### INFORMATION GIVEN
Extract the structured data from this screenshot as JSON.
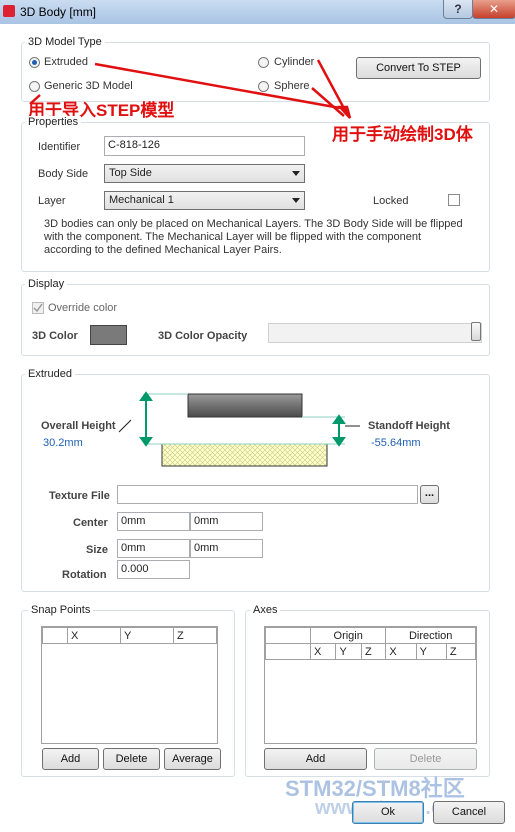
{
  "window": {
    "title": "3D Body [mm]",
    "help": "?",
    "close": "✕"
  },
  "model_type": {
    "group_label": "3D Model Type",
    "extruded": "Extruded",
    "generic": "Generic 3D Model",
    "cylinder": "Cylinder",
    "sphere": "Sphere",
    "convert_button": "Convert To STEP",
    "selected": "Extruded"
  },
  "annotations": {
    "import_step": "用于导入STEP模型",
    "manual_draw": "用于手动绘制3D体",
    "arrow_color": "#e01010"
  },
  "properties": {
    "group_label": "Properties",
    "identifier_label": "Identifier",
    "identifier_value": "C-818-126",
    "body_side_label": "Body Side",
    "body_side_value": "Top Side",
    "layer_label": "Layer",
    "layer_value": "Mechanical 1",
    "locked_label": "Locked",
    "info": "3D bodies can only be placed on Mechanical Layers. The 3D Body Side will be flipped with the component. The Mechanical Layer will be flipped with the component according to the defined Mechanical Layer Pairs."
  },
  "display": {
    "group_label": "Display",
    "override_label": "Override color",
    "color_label": "3D Color",
    "color_value": "#7a7a7a",
    "opacity_label": "3D Color Opacity",
    "opacity_value": 1.0
  },
  "extruded": {
    "group_label": "Extruded",
    "overall_height_label": "Overall Height",
    "overall_height_value": "30.2mm",
    "standoff_label": "Standoff Height",
    "standoff_value": "-55.64mm",
    "texture_label": "Texture File",
    "texture_value": "",
    "browse": "...",
    "center_label": "Center",
    "center_x": "0mm",
    "center_y": "0mm",
    "size_label": "Size",
    "size_x": "0mm",
    "size_y": "0mm",
    "rotation_label": "Rotation",
    "rotation_value": "0.000"
  },
  "snap_points": {
    "group_label": "Snap Points",
    "columns": [
      "",
      "X",
      "Y",
      "Z"
    ],
    "add": "Add",
    "delete": "Delete",
    "average": "Average"
  },
  "axes": {
    "group_label": "Axes",
    "origin": "Origin",
    "direction": "Direction",
    "columns": [
      "",
      "X",
      "Y",
      "Z",
      "X",
      "Y",
      "Z"
    ],
    "add": "Add",
    "delete": "Delete"
  },
  "footer": {
    "ok": "Ok",
    "cancel": "Cancel",
    "watermark": "STM32/STM8社区",
    "watermark_url": "www.stmcu.org.cn"
  }
}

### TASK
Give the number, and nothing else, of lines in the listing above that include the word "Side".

### RESPONSE BOX
3